## Task to carry out:
Restate the entries below in full, exactly as they read, but without pictures.

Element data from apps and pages
┄┄┄┄┄┄
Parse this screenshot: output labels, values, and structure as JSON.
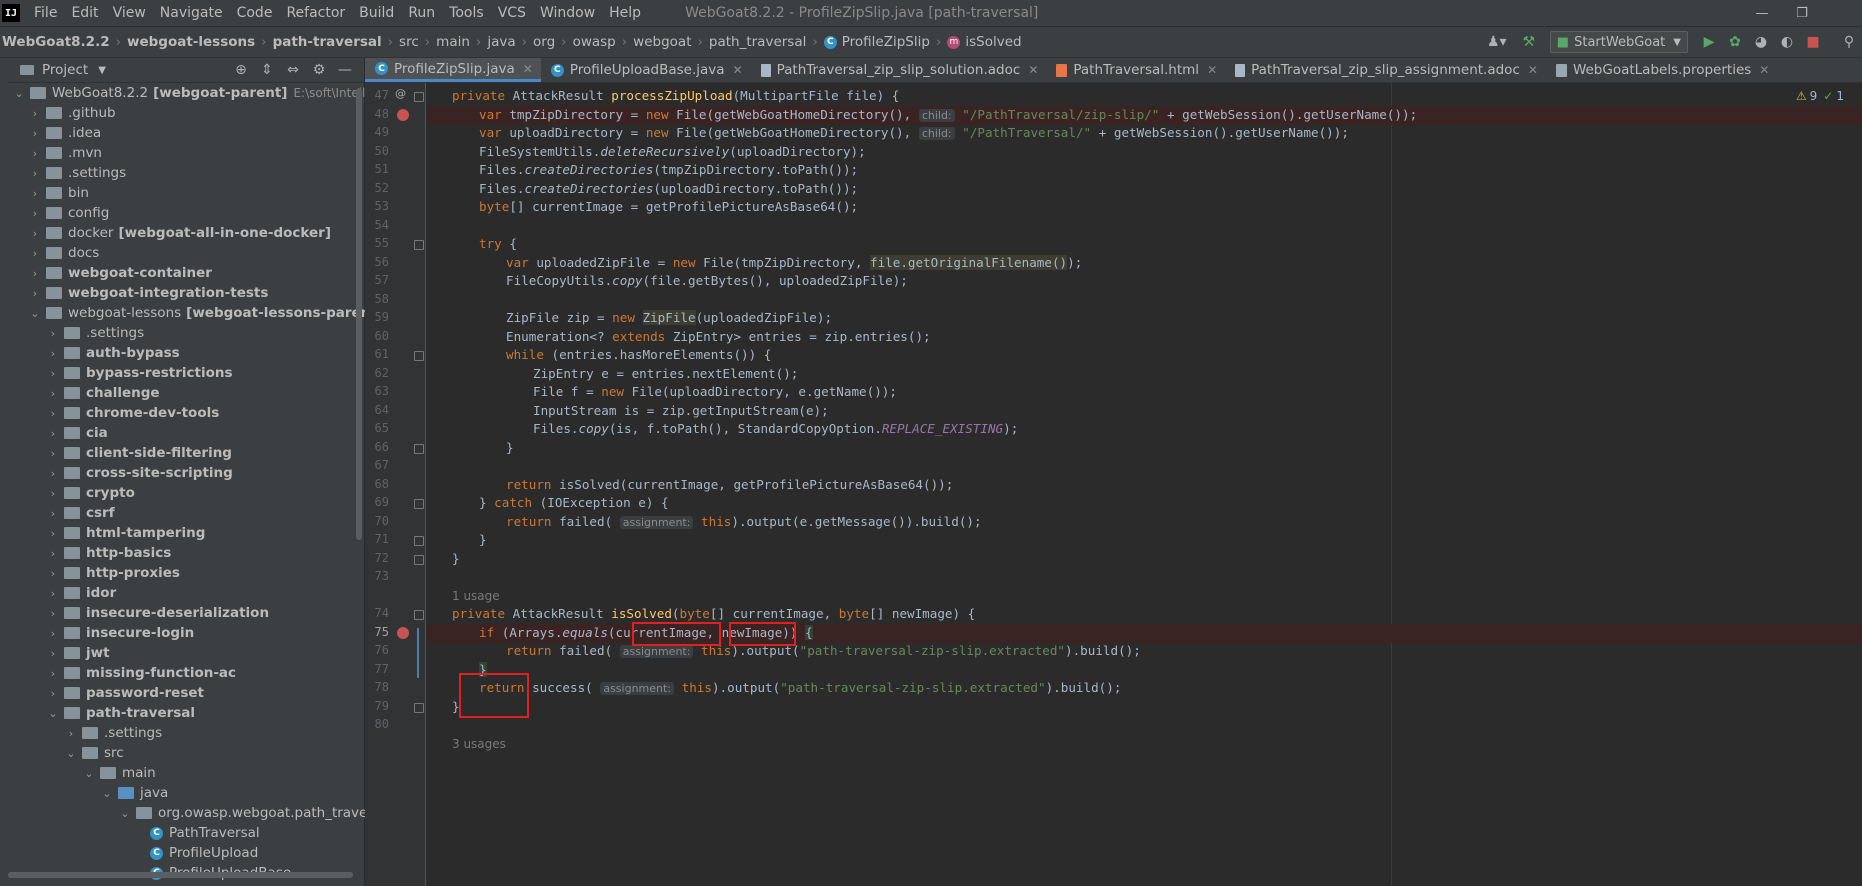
{
  "menubar": {
    "logo": "IJ",
    "items": [
      "File",
      "Edit",
      "View",
      "Navigate",
      "Code",
      "Refactor",
      "Build",
      "Run",
      "Tools",
      "VCS",
      "Window",
      "Help"
    ],
    "window_title": "WebGoat8.2.2 - ProfileZipSlip.java [path-traversal]"
  },
  "breadcrumb": [
    "WebGoat8.2.2",
    "webgoat-lessons",
    "path-traversal",
    "src",
    "main",
    "java",
    "org",
    "owasp",
    "webgoat",
    "path_traversal",
    "ProfileZipSlip",
    "isSolved"
  ],
  "toolbar": {
    "run_config": "StartWebGoat"
  },
  "project": {
    "title": "Project",
    "root_name": "WebGoat8.2.2",
    "root_module": "[webgoat-parent]",
    "root_path": "E:\\soft\\Intellij-IDEA",
    "items": [
      {
        "label": ".github",
        "bold": false
      },
      {
        "label": ".idea",
        "bold": false
      },
      {
        "label": ".mvn",
        "bold": false
      },
      {
        "label": ".settings",
        "bold": false
      },
      {
        "label": "bin",
        "bold": false
      },
      {
        "label": "config",
        "bold": false
      },
      {
        "label": "docker",
        "module": "[webgoat-all-in-one-docker]",
        "bold": false
      },
      {
        "label": "docs",
        "bold": false
      },
      {
        "label": "webgoat-container",
        "bold": true
      },
      {
        "label": "webgoat-integration-tests",
        "bold": true
      },
      {
        "label": "webgoat-lessons",
        "module": "[webgoat-lessons-parent]",
        "bold": false
      }
    ],
    "lessons": [
      ".settings",
      "auth-bypass",
      "bypass-restrictions",
      "challenge",
      "chrome-dev-tools",
      "cia",
      "client-side-filtering",
      "cross-site-scripting",
      "crypto",
      "csrf",
      "html-tampering",
      "http-basics",
      "http-proxies",
      "idor",
      "insecure-deserialization",
      "insecure-login",
      "jwt",
      "missing-function-ac",
      "password-reset",
      "path-traversal"
    ],
    "path_traversal_children": [
      ".settings",
      "src"
    ],
    "src_children": [
      "main"
    ],
    "main_children": [
      "java"
    ],
    "package": "org.owasp.webgoat.path_traversal",
    "classes": [
      "PathTraversal",
      "ProfileUpload",
      "ProfileUploadBase"
    ]
  },
  "tabs": [
    {
      "label": "ProfileZipSlip.java",
      "type": "java",
      "active": true
    },
    {
      "label": "ProfileUploadBase.java",
      "type": "java",
      "active": false
    },
    {
      "label": "PathTraversal_zip_slip_solution.adoc",
      "type": "doc",
      "active": false
    },
    {
      "label": "PathTraversal.html",
      "type": "html",
      "active": false
    },
    {
      "label": "PathTraversal_zip_slip_assignment.adoc",
      "type": "doc",
      "active": false
    },
    {
      "label": "WebGoatLabels.properties",
      "type": "props",
      "active": false
    }
  ],
  "inspections": {
    "warnings": "9",
    "ok": "1"
  },
  "editor": {
    "line_numbers": [
      "47",
      "48",
      "49",
      "50",
      "51",
      "52",
      "53",
      "54",
      "55",
      "56",
      "57",
      "58",
      "59",
      "60",
      "61",
      "62",
      "63",
      "64",
      "65",
      "66",
      "67",
      "68",
      "69",
      "70",
      "71",
      "72",
      "73",
      "",
      "74",
      "75",
      "76",
      "77",
      "78",
      "79",
      "80"
    ],
    "usage_1": "1 usage",
    "usage_2": "3 usages",
    "hint_child": "child:",
    "hint_assignment": "assignment:",
    "s_zip_slip": "\"/PathTraversal/zip-slip/\"",
    "s_path": "\"/PathTraversal/\"",
    "s_extracted": "\"path-traversal-zip-slip.extracted\""
  }
}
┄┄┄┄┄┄
## Output of the task:
Parse this screenshot: output labels, values, and structure as JSON.
{
  "menubar": {
    "logo": "IJ",
    "items": [
      "File",
      "Edit",
      "View",
      "Navigate",
      "Code",
      "Refactor",
      "Build",
      "Run",
      "Tools",
      "VCS",
      "Window",
      "Help"
    ],
    "window_title": "WebGoat8.2.2 - ProfileZipSlip.java [path-traversal]"
  },
  "breadcrumb": [
    "WebGoat8.2.2",
    "webgoat-lessons",
    "path-traversal",
    "src",
    "main",
    "java",
    "org",
    "owasp",
    "webgoat",
    "path_traversal",
    "ProfileZipSlip",
    "isSolved"
  ],
  "toolbar": {
    "run_config": "StartWebGoat"
  },
  "project": {
    "title": "Project",
    "root_name": "WebGoat8.2.2",
    "root_module": "[webgoat-parent]",
    "root_path": "E:\\soft\\Intellij-IDEA",
    "items": [
      {
        "label": ".github",
        "bold": false
      },
      {
        "label": ".idea",
        "bold": false
      },
      {
        "label": ".mvn",
        "bold": false
      },
      {
        "label": ".settings",
        "bold": false
      },
      {
        "label": "bin",
        "bold": false
      },
      {
        "label": "config",
        "bold": false
      },
      {
        "label": "docker",
        "module": "[webgoat-all-in-one-docker]",
        "bold": false
      },
      {
        "label": "docs",
        "bold": false
      },
      {
        "label": "webgoat-container",
        "bold": true
      },
      {
        "label": "webgoat-integration-tests",
        "bold": true
      },
      {
        "label": "webgoat-lessons",
        "module": "[webgoat-lessons-parent]",
        "bold": false
      }
    ],
    "lessons": [
      ".settings",
      "auth-bypass",
      "bypass-restrictions",
      "challenge",
      "chrome-dev-tools",
      "cia",
      "client-side-filtering",
      "cross-site-scripting",
      "crypto",
      "csrf",
      "html-tampering",
      "http-basics",
      "http-proxies",
      "idor",
      "insecure-deserialization",
      "insecure-login",
      "jwt",
      "missing-function-ac",
      "password-reset",
      "path-traversal"
    ],
    "path_traversal_children": [
      ".settings",
      "src"
    ],
    "src_children": [
      "main"
    ],
    "main_children": [
      "java"
    ],
    "package": "org.owasp.webgoat.path_traversal",
    "classes": [
      "PathTraversal",
      "ProfileUpload",
      "ProfileUploadBase"
    ]
  },
  "tabs": [
    {
      "label": "ProfileZipSlip.java",
      "type": "java",
      "active": true
    },
    {
      "label": "ProfileUploadBase.java",
      "type": "java",
      "active": false
    },
    {
      "label": "PathTraversal_zip_slip_solution.adoc",
      "type": "doc",
      "active": false
    },
    {
      "label": "PathTraversal.html",
      "type": "html",
      "active": false
    },
    {
      "label": "PathTraversal_zip_slip_assignment.adoc",
      "type": "doc",
      "active": false
    },
    {
      "label": "WebGoatLabels.properties",
      "type": "props",
      "active": false
    }
  ],
  "inspections": {
    "warnings": "9",
    "ok": "1"
  },
  "editor": {
    "line_numbers": [
      "47",
      "48",
      "49",
      "50",
      "51",
      "52",
      "53",
      "54",
      "55",
      "56",
      "57",
      "58",
      "59",
      "60",
      "61",
      "62",
      "63",
      "64",
      "65",
      "66",
      "67",
      "68",
      "69",
      "70",
      "71",
      "72",
      "73",
      "",
      "74",
      "75",
      "76",
      "77",
      "78",
      "79",
      "80"
    ],
    "usage_1": "1 usage",
    "usage_2": "3 usages",
    "hint_child": "child:",
    "hint_assignment": "assignment:",
    "s_zip_slip": "\"/PathTraversal/zip-slip/\"",
    "s_path": "\"/PathTraversal/\"",
    "s_extracted": "\"path-traversal-zip-slip.extracted\""
  }
}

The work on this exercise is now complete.